Here is some photo interpretation basics for converting a photo into usable dimensions for scratch building. This technique was used when I was working in Naval Intelligence and interpreting aerial photography of Soviet missiles in Cuba. Stereoscopic imagery was normally used, but for our use, single photos are sufficient.

It is really simple but involves a little math. To find the dimension for any height or width of a structure taken from a photograph, first find an object in the photograph that you know the actual 1:1 dimension of. The easiest is a door, which is normally 80” high. Now measure the actual dimension of the door on the photo (this can be done right from your monitor). With these 2 dimensions you can now come up with a scale factor. Let’s say that the photo dimension of the door is ¼”.

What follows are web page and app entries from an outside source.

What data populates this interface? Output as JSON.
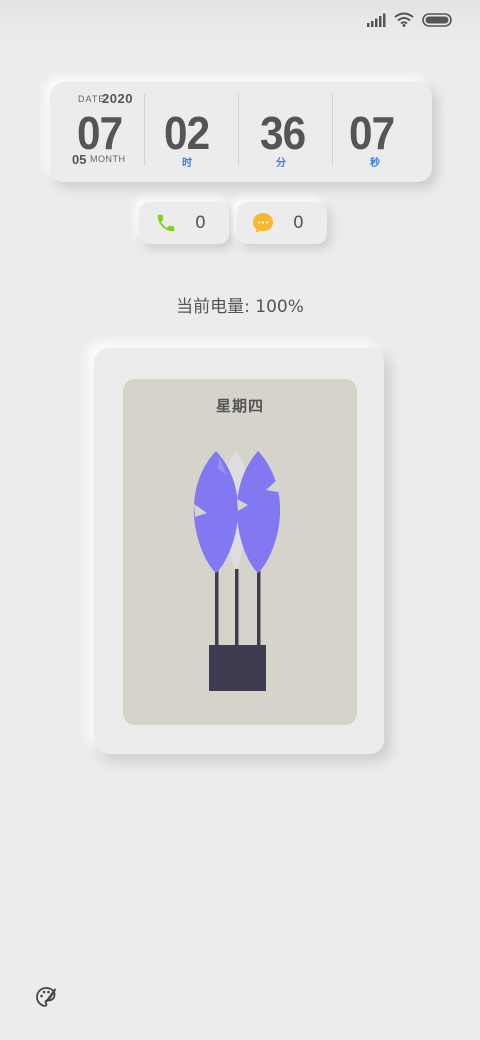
{
  "status_bar": {
    "icons": [
      "signal-icon",
      "wifi-icon",
      "battery-icon"
    ]
  },
  "clock": {
    "date_label": "DATE:",
    "year": "2020",
    "day": "07",
    "month": "05",
    "month_label": "MONTH",
    "hour": "02",
    "hour_unit": "时",
    "minute": "36",
    "minute_unit": "分",
    "second": "07",
    "second_unit": "秒"
  },
  "counters": {
    "missed_calls": "0",
    "unread_messages": "0"
  },
  "battery": {
    "text": "当前电量: 100%"
  },
  "weekday_card": {
    "weekday": "星期四"
  },
  "colors": {
    "accent_blue": "#3b7de6",
    "phone_green": "#7ed321",
    "message_yellow": "#f5b82e",
    "leaf_purple": "#8279f2",
    "pot_dark": "#3f3c52",
    "card_inner": "#d6d3cb"
  },
  "bottom": {
    "theme_icon": "palette-icon"
  }
}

Scale factor then = Photo dimension / Actual dimension or: SF = PD / AD or .25 / 80 = .003125

This scale factor can now be used to find the actual (real life) dimension of ANYTHING in that particular photo.

Actual dimension then is: AD = PD / SF

If you want to find the length of the wall that the door is in, measure the length in the photo. Let’s say it measures 7/8”.

Actual dimension is then: .875” / .003125 = 280”

All that’s left is converting to your chosen scale by dividing by your scale ratio. For N its 160. (280” / 160 = 1.75”) So the wall, in N scale, should measure 1 ¾”. For HO its 87.(280" / 87 = 3.218").

The most common error when converting dimensions is mixing feet and inches. Keep all your dimensions in inches to make it easier.

Also, a scale factor can only be used on one photo. For another photo you must find another scale factor.

Another trick, if you have nothing to compare, is to place a yardstick in your proposed photo.